Friday, September 16, 2005

Conbiology for beginners

It stands to reason that if you develop a fantasy world, and have people in the world speaking fantasy languages, then you'd want fantasy wildlife to go with it - man-eating triffids and the like.

Well, that's what this post is all about. I'm going to introduce you to a bit of Kaliedan biology. (Kalieda, for those who have not been paying attention, is my constructed world - the world where people speak my constructed language Gevey).

To make this a bit interesting, I'm going to introduce you to a species of "animal" that sort of looks a little bit like a monkey, and has 3 sexes.

So, how can a creature have 3 sexes? It's not easy to design, believe me. Especially when you start to think about triple strands of DNA (impossible) and genes that come in threes. That thought in particular is guaranteed to implode your brain if you think about it too much!

So instead, my monkeys stick to the regular sort of DNA-type genetic coding material, and cells divide into twos rather than threes. Nothing scary here.

The way I tackled the problem is to invoke something called alternation of generations, which happens a lot in plants. The terrestrial form of this phenomenon allows the generations to alternate between haploid forms (one set of chromosomes) and diploid forms (2 sets of chromosomes). This happens in Kalieda, and the lifeforms representing plants and insects follow this pattern - the diploid "plants" giving rise to the haploid "insects", which in turn mate and produce new diploid "plants".

Now bear with me. This is fun!

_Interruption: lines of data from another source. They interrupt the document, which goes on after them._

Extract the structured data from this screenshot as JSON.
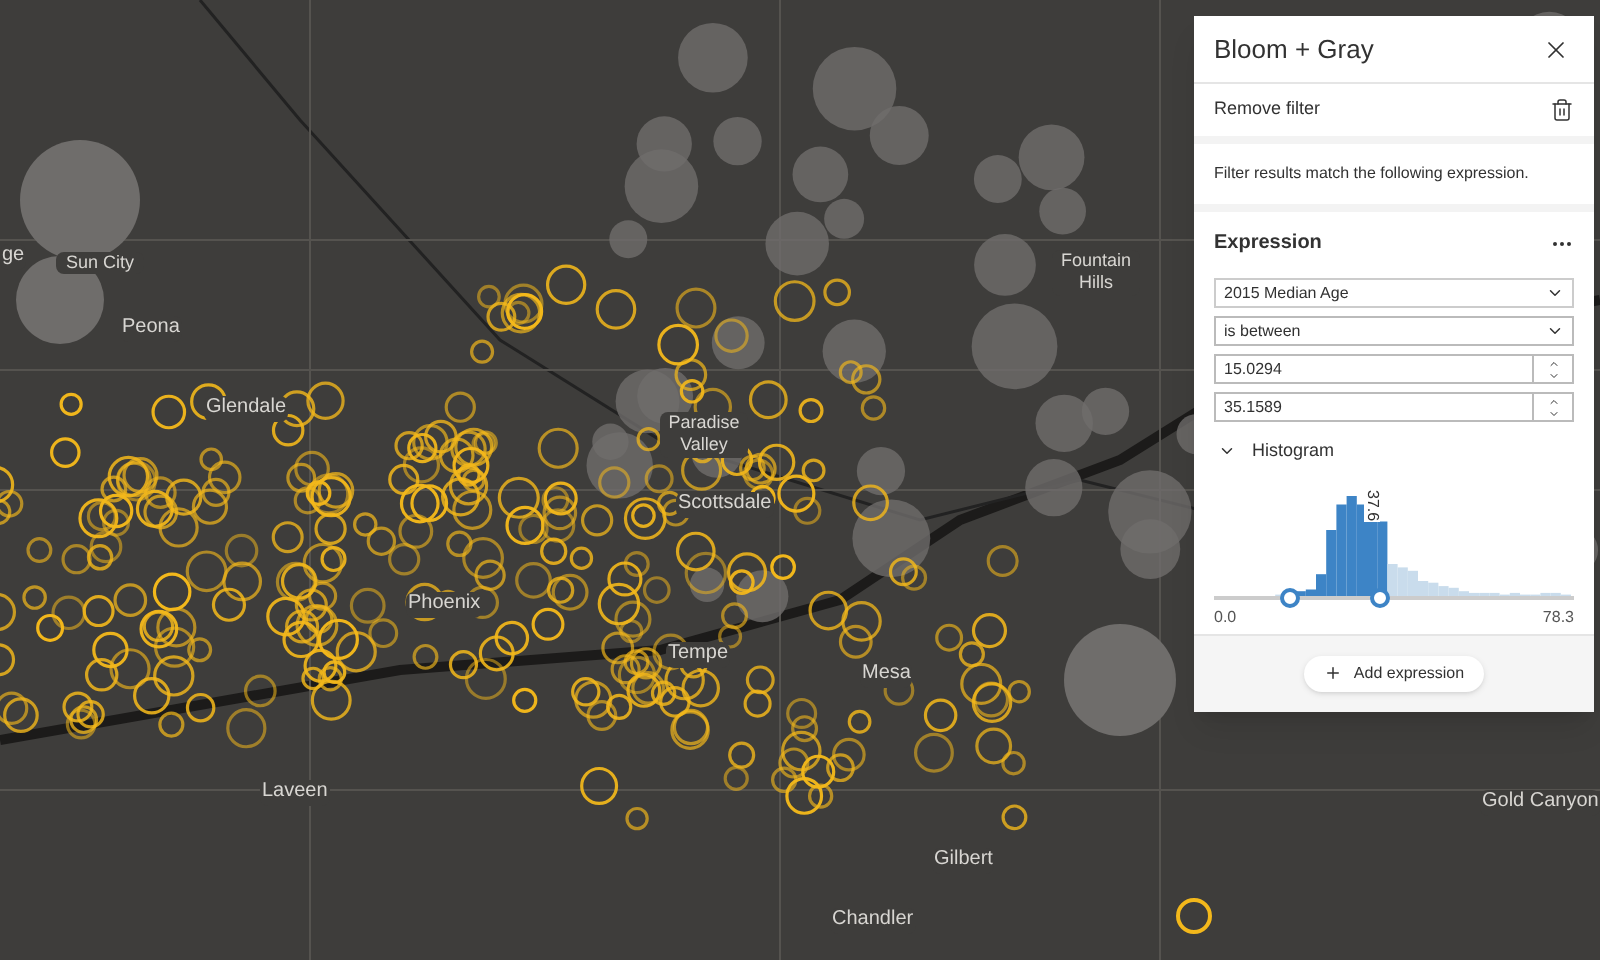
{
  "map": {
    "labels": [
      {
        "text": "ge"
      },
      {
        "text": "Sun City"
      },
      {
        "text": "Peona"
      },
      {
        "text": "Glendale"
      },
      {
        "text": "Paradise Valley"
      },
      {
        "text": "Scottsdale"
      },
      {
        "text": "Phoenix"
      },
      {
        "text": "Tempe"
      },
      {
        "text": "Mesa"
      },
      {
        "text": "Fountain Hills"
      },
      {
        "text": "Laveen"
      },
      {
        "text": "Gilbert"
      },
      {
        "text": "Chandler"
      },
      {
        "text": "Gold Canyon"
      }
    ]
  },
  "panel": {
    "title": "Bloom + Gray",
    "remove_filter": "Remove filter",
    "description": "Filter results match the following expression.",
    "expression": {
      "title": "Expression",
      "field": "2015 Median Age",
      "operator": "is between",
      "min": "15.0294",
      "max": "35.1589",
      "histogram": {
        "label": "Histogram",
        "expanded": true,
        "min_label": "0.0",
        "max_label": "78.3",
        "marker_label": "37.6",
        "handles": [
          {
            "level": 0.21
          },
          {
            "level": 0.46
          }
        ]
      }
    },
    "add_button": "Add expression"
  }
}
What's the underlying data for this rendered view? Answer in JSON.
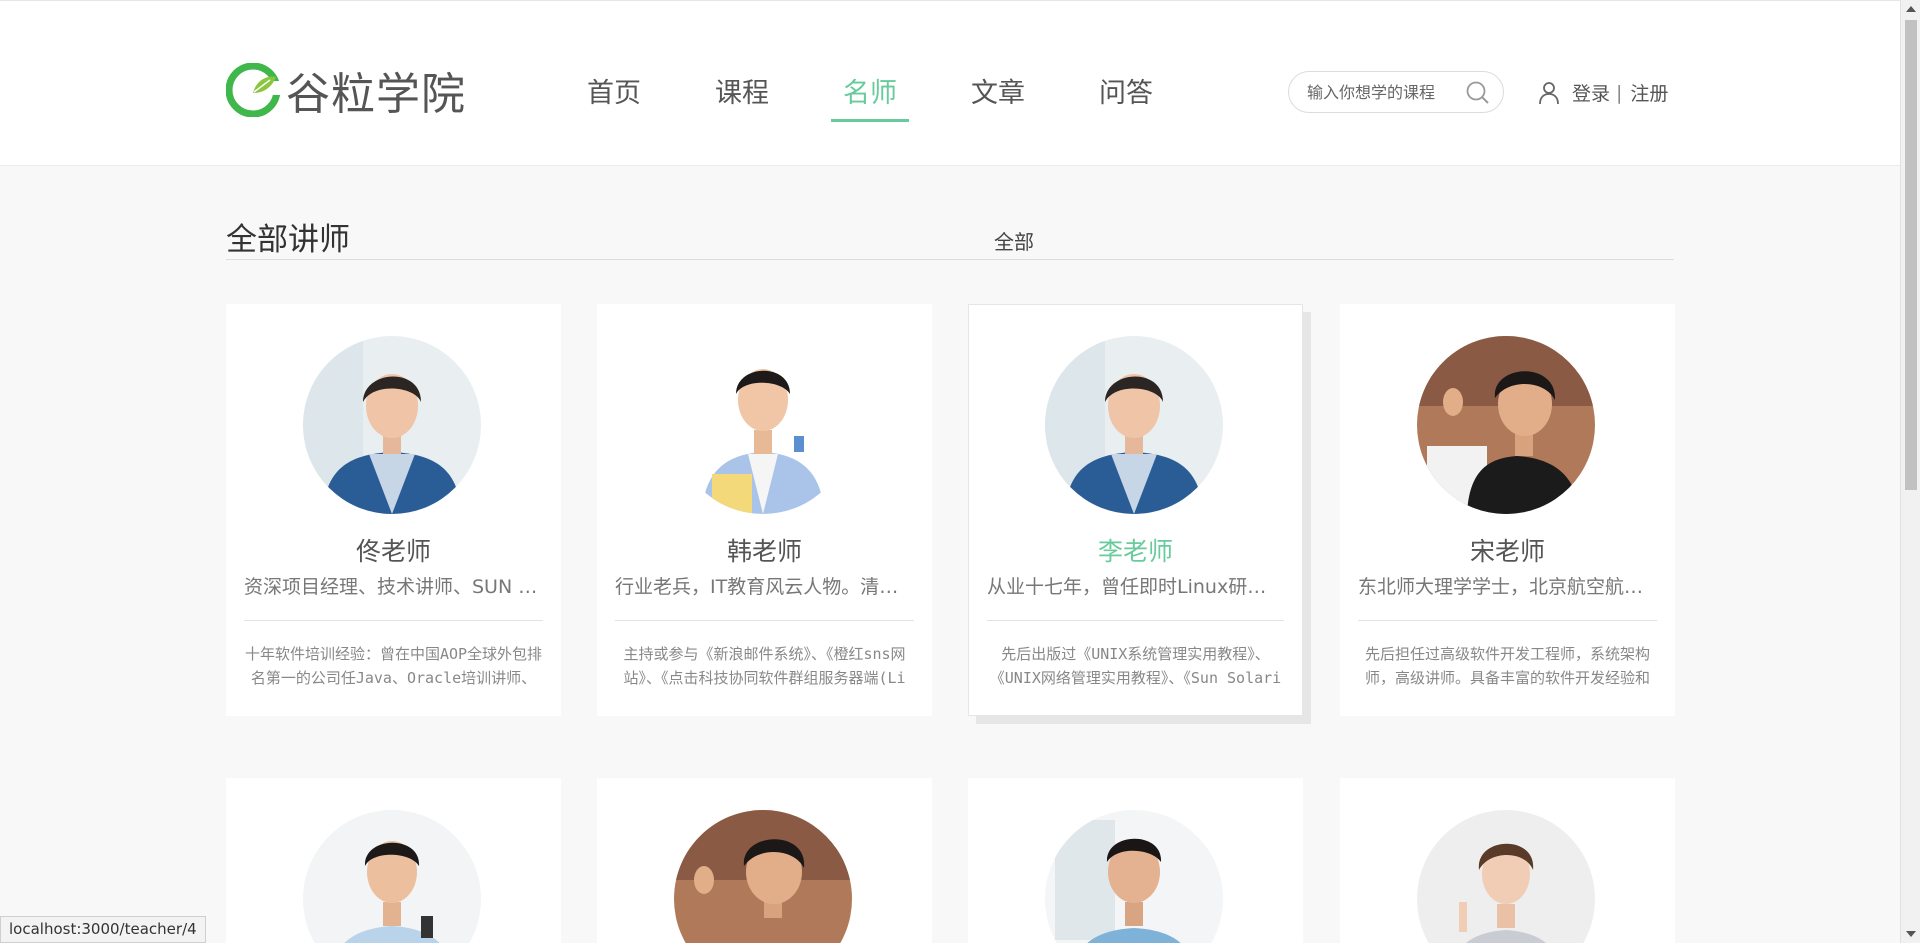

The normal form of alternation of generations wasn't good enough for my monkeys. Instead, I doubled the cycle. The haploid phase is reduced to single celled gametes (just like in humans), but the diploid phase alternates between mobile and sessile forms. And these forms are determined by genetics.

In terrestrial mammals, sex is determined by the sex chromosomes: XX gives you females and XY gives you males. During reproduction these chromosomes split in half so you get an X and another X from the female, and an X and a Y from the male. The offspring can be XX, XX, XY or XY.

Still with me?

So here goes. We have two types of monkey: a big, tough monkey that stays in one tree, and a smaller, more agile monkey that only comes to the tree to breed.

And we have the tree - its kind of shaped like a monkey, but it has leaves instead of hair and the bones are greatly elongated and the brain and sensory organs much degenerated. This is one form of the third sex (thopugh in fact it's assexual, in that its only purpose is to act as the brood chamber where that alternation of generation thingy happens).

So as not to confuse things, I'll call my monkey's sex chromosomes B and b - the breeder chromosome. When sex occurs, we get a mix of BB, Bb and bb - and each of these genotypes selects for a different sex.

Now the big monkey is BB and the little monkey is bb. The monkeytree is Bb. The little monkey visits the monkeytree and, after calming down the big monkey with presents of food, etc, has sex with the big monkey. The result of this mating is a sack of soft "seeds". Now because BB has mated with bb, all these seeds will be Bb. Two things can happen to these seeds.

The first thing is that the seeds can be laid in pouches within the monkeytree, where they are nurtured for a little while, turning into slug-type hermaphrodite Bb creatures which can breed with each other - these are the real third sex, though most people would assume the monkeytree itself was the third sex.

Now the results of breeding Bb with Bb will be 25% each of BB and bb, and 50% Bb. Let's discard these second generation Bb slugmonkeys - perhaps they develop much slower than the proper baby monkeys, who eat them as they grow within the monkeytree pouches. Soon enough the monkeytree gives birth to a new generation of miniature BB and bb monkeys, who grow up in the monkeytree until grandparent monkey drives them all off.

This is where option 2 for those Bb seeds comes in. Grandchild BB takes the Bb seed with (let's call it) her when she leaves the monkeytree. Now because this particular Bb seed never made it into the confines of the monkeytree's brood chamber, the brood chamber hormones have not been working on it, which means that once the young monkey finds a nice place, she can plant the seed and feed/guard it while it grows into a new brood tree.

I told you it would be fun! Maybe next week I'll post some sketches of my Kaliedan monkeys, if I can find time to do them.

No comments:

Post a Comment